■ What needs to be done: Your answer should be every line of the entries that has the string "JSON" in it.

■ Extracted information:
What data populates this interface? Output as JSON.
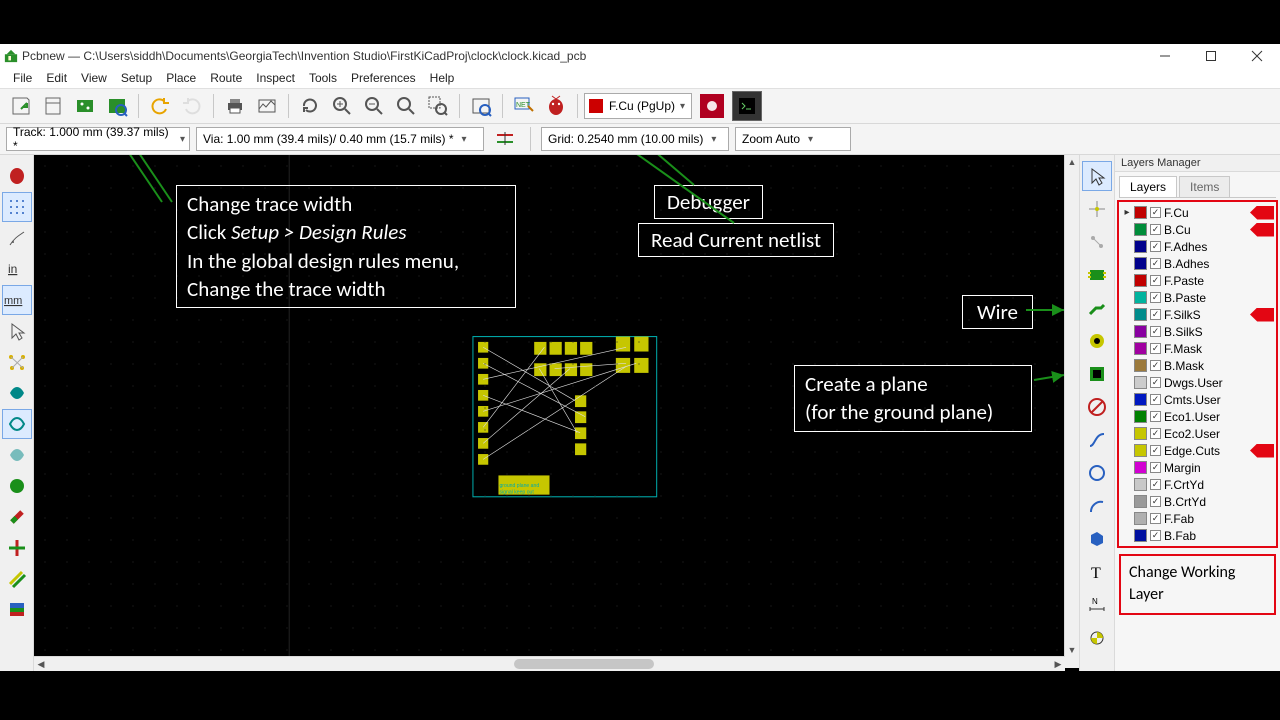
{
  "window": {
    "title": "Pcbnew — C:\\Users\\siddh\\Documents\\GeorgiaTech\\Invention Studio\\FirstKiCadProj\\clock\\clock.kicad_pcb"
  },
  "menu": [
    "File",
    "Edit",
    "View",
    "Setup",
    "Place",
    "Route",
    "Inspect",
    "Tools",
    "Preferences",
    "Help"
  ],
  "toolbar1": {
    "layer_selected": "F.Cu (PgUp)"
  },
  "toolbar2": {
    "track": "Track: 1.000 mm (39.37 mils) *",
    "via": "Via: 1.00 mm (39.4 mils)/ 0.40 mm (15.7 mils) *",
    "grid": "Grid: 0.2540 mm (10.00 mils)",
    "zoom": "Zoom Auto"
  },
  "layers": {
    "title": "Layers Manager",
    "tabs": {
      "layers": "Layers",
      "items": "Items"
    },
    "list": [
      {
        "ptr": "▸",
        "color": "#c00000",
        "name": "F.Cu",
        "arrow": true
      },
      {
        "ptr": "",
        "color": "#008c3a",
        "name": "B.Cu",
        "arrow": true
      },
      {
        "ptr": "",
        "color": "#00008b",
        "name": "F.Adhes"
      },
      {
        "ptr": "",
        "color": "#00008b",
        "name": "B.Adhes"
      },
      {
        "ptr": "",
        "color": "#c00000",
        "name": "F.Paste"
      },
      {
        "ptr": "",
        "color": "#00b39e",
        "name": "B.Paste"
      },
      {
        "ptr": "",
        "color": "#008c8c",
        "name": "F.SilkS",
        "arrow": true
      },
      {
        "ptr": "",
        "color": "#8800a0",
        "name": "B.SilkS"
      },
      {
        "ptr": "",
        "color": "#a000a0",
        "name": "F.Mask"
      },
      {
        "ptr": "",
        "color": "#9c7a3c",
        "name": "B.Mask"
      },
      {
        "ptr": "",
        "color": "#cccccc",
        "name": "Dwgs.User"
      },
      {
        "ptr": "",
        "color": "#0018c0",
        "name": "Cmts.User"
      },
      {
        "ptr": "",
        "color": "#008000",
        "name": "Eco1.User"
      },
      {
        "ptr": "",
        "color": "#c6c600",
        "name": "Eco2.User"
      },
      {
        "ptr": "",
        "color": "#c6c600",
        "name": "Edge.Cuts",
        "arrow": true
      },
      {
        "ptr": "",
        "color": "#d100d1",
        "name": "Margin"
      },
      {
        "ptr": "",
        "color": "#c8c8c8",
        "name": "F.CrtYd"
      },
      {
        "ptr": "",
        "color": "#9a9a9a",
        "name": "B.CrtYd"
      },
      {
        "ptr": "",
        "color": "#b0b0b0",
        "name": "F.Fab"
      },
      {
        "ptr": "",
        "color": "#0010a0",
        "name": "B.Fab"
      }
    ],
    "note": "Change Working Layer"
  },
  "annotations": {
    "trace_title": "Change trace width",
    "trace_l2a": "Click ",
    "trace_l2b": "Setup > Design Rules",
    "trace_l3": "In the global design rules menu,",
    "trace_l4": "Change the trace width",
    "debugger": "Debugger",
    "netlist": "Read Current netlist",
    "wire": "Wire",
    "plane_l1": "Create a plane",
    "plane_l2": "(for the ground plane)"
  }
}
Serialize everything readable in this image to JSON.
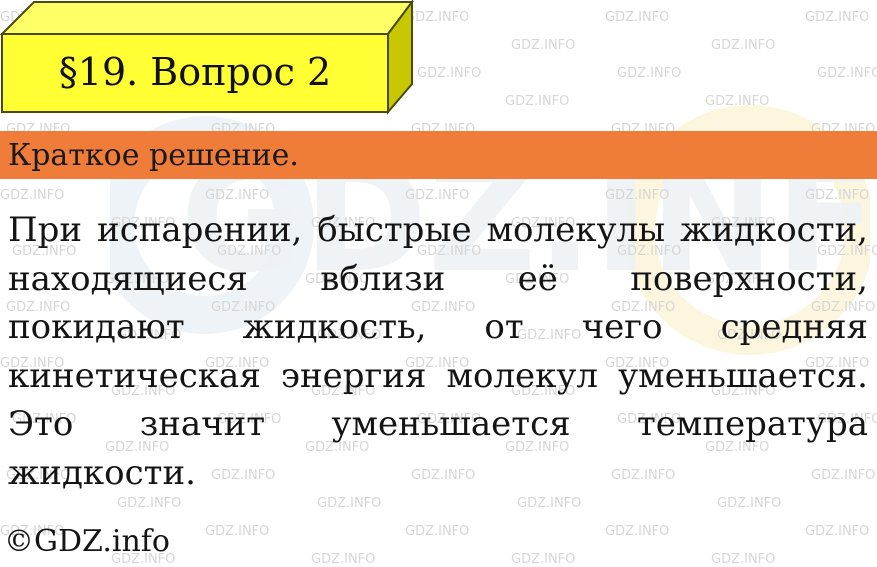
{
  "header": {
    "title": "§19. Вопрос 2"
  },
  "section": {
    "label": "Краткое решение."
  },
  "answer": {
    "text": "При испарении, быстрые молекулы жидкости, находящиеся вблизи её поверхности, покидают жидкость, от чего средняя кинетическая энергия молекул уменьшается. Это значит уменьшается температура жидкости."
  },
  "footer": {
    "copyright": "©GDZ.info"
  },
  "watermark": {
    "text": "GDZ.INFO"
  },
  "colors": {
    "header_fill": "#ffff33",
    "header_side": "#c8c800",
    "header_border": "#4a4a10",
    "section_bar": "#f07c3a",
    "watermark": "#d6d6d6"
  }
}
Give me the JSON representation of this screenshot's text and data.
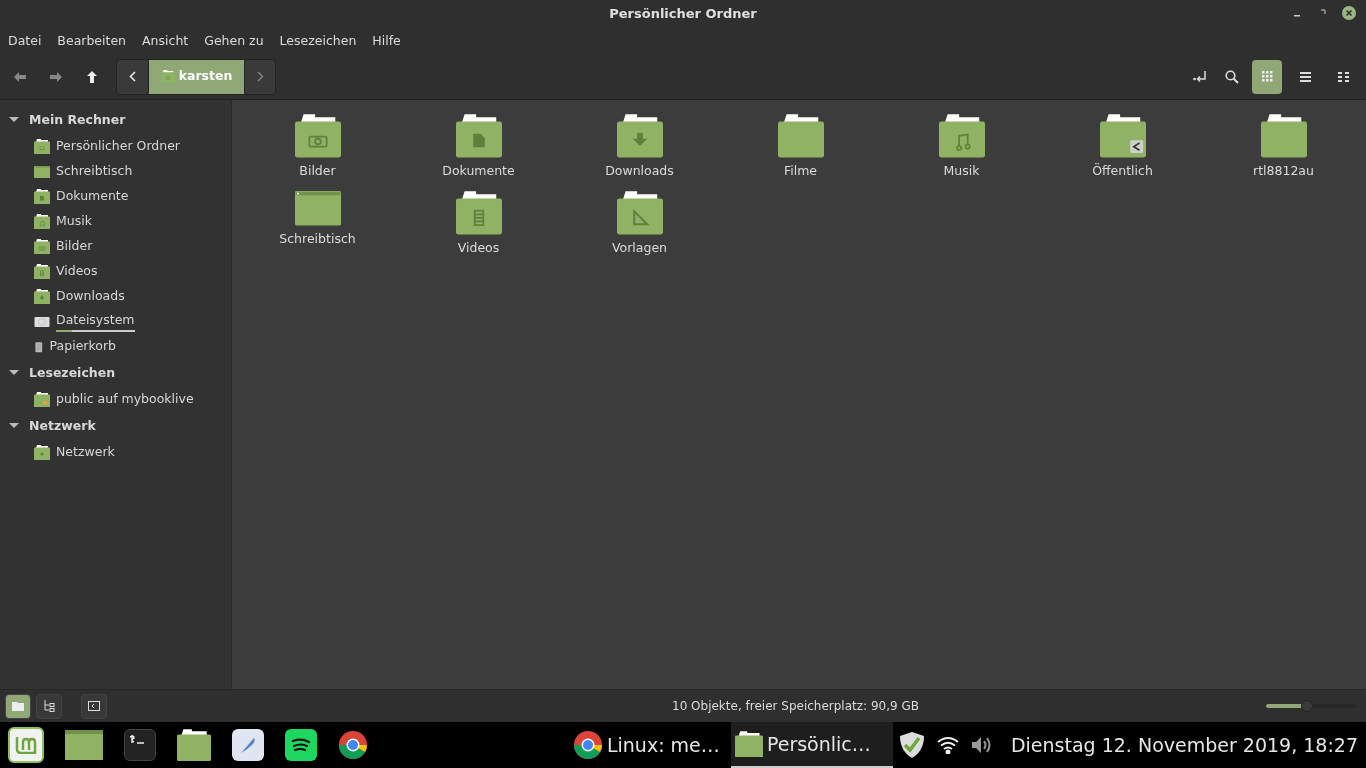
{
  "window": {
    "title": "Persönlicher Ordner"
  },
  "menu": [
    "Datei",
    "Bearbeiten",
    "Ansicht",
    "Gehen zu",
    "Lesezeichen",
    "Hilfe"
  ],
  "path": [
    {
      "label": "karsten",
      "selected": true
    }
  ],
  "views": [
    {
      "kind": "icons",
      "selected": true
    },
    {
      "kind": "list",
      "selected": false
    },
    {
      "kind": "compact",
      "selected": false
    }
  ],
  "sidebar": [
    {
      "title": "Mein Rechner",
      "expanded": true,
      "items": [
        {
          "label": "Persönlicher Ordner",
          "kind": "home"
        },
        {
          "label": "Schreibtisch",
          "kind": "desktop"
        },
        {
          "label": "Dokumente",
          "kind": "documents"
        },
        {
          "label": "Musik",
          "kind": "music"
        },
        {
          "label": "Bilder",
          "kind": "pictures"
        },
        {
          "label": "Videos",
          "kind": "videos"
        },
        {
          "label": "Downloads",
          "kind": "downloads"
        },
        {
          "label": "Dateisystem",
          "kind": "drive",
          "level": 0.2
        },
        {
          "label": "Papierkorb",
          "kind": "trash"
        }
      ]
    },
    {
      "title": "Lesezeichen",
      "expanded": true,
      "items": [
        {
          "label": "public auf mybooklive",
          "kind": "share"
        }
      ]
    },
    {
      "title": "Netzwerk",
      "expanded": true,
      "items": [
        {
          "label": "Netzwerk",
          "kind": "network"
        }
      ]
    }
  ],
  "files": [
    {
      "name": "Bilder",
      "kind": "pictures"
    },
    {
      "name": "Dokumente",
      "kind": "documents"
    },
    {
      "name": "Downloads",
      "kind": "downloads"
    },
    {
      "name": "Filme",
      "kind": "plain"
    },
    {
      "name": "Musik",
      "kind": "music"
    },
    {
      "name": "Öffentlich",
      "kind": "public"
    },
    {
      "name": "rtl8812au",
      "kind": "plain"
    },
    {
      "name": "Schreibtisch",
      "kind": "desktop"
    },
    {
      "name": "Videos",
      "kind": "videos"
    },
    {
      "name": "Vorlagen",
      "kind": "templates"
    }
  ],
  "status_bar": {
    "text": "10 Objekte, freier Speicherplatz: 90,9 GB",
    "panes": [
      {
        "kind": "places",
        "selected": true
      },
      {
        "kind": "tree",
        "selected": false
      }
    ],
    "zoom": {
      "level": 0.45
    }
  },
  "taskbar": {
    "launchers": [
      {
        "kind": "menu"
      },
      {
        "kind": "desktop"
      },
      {
        "kind": "terminal"
      },
      {
        "kind": "files"
      },
      {
        "kind": "editor"
      },
      {
        "kind": "music"
      },
      {
        "kind": "browser"
      }
    ],
    "windows": [
      {
        "label": "Linux: me…",
        "kind": "browser",
        "selected": false
      },
      {
        "label": "Persönlic…",
        "kind": "folder",
        "selected": true
      }
    ],
    "clock": "Dienstag 12. November 2019, 18:27"
  }
}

■ Written response:
What data populates this interface? Output as JSON.
Serialize everything readable in this image to JSON.
Give me the JSON representation of this screenshot's text and data.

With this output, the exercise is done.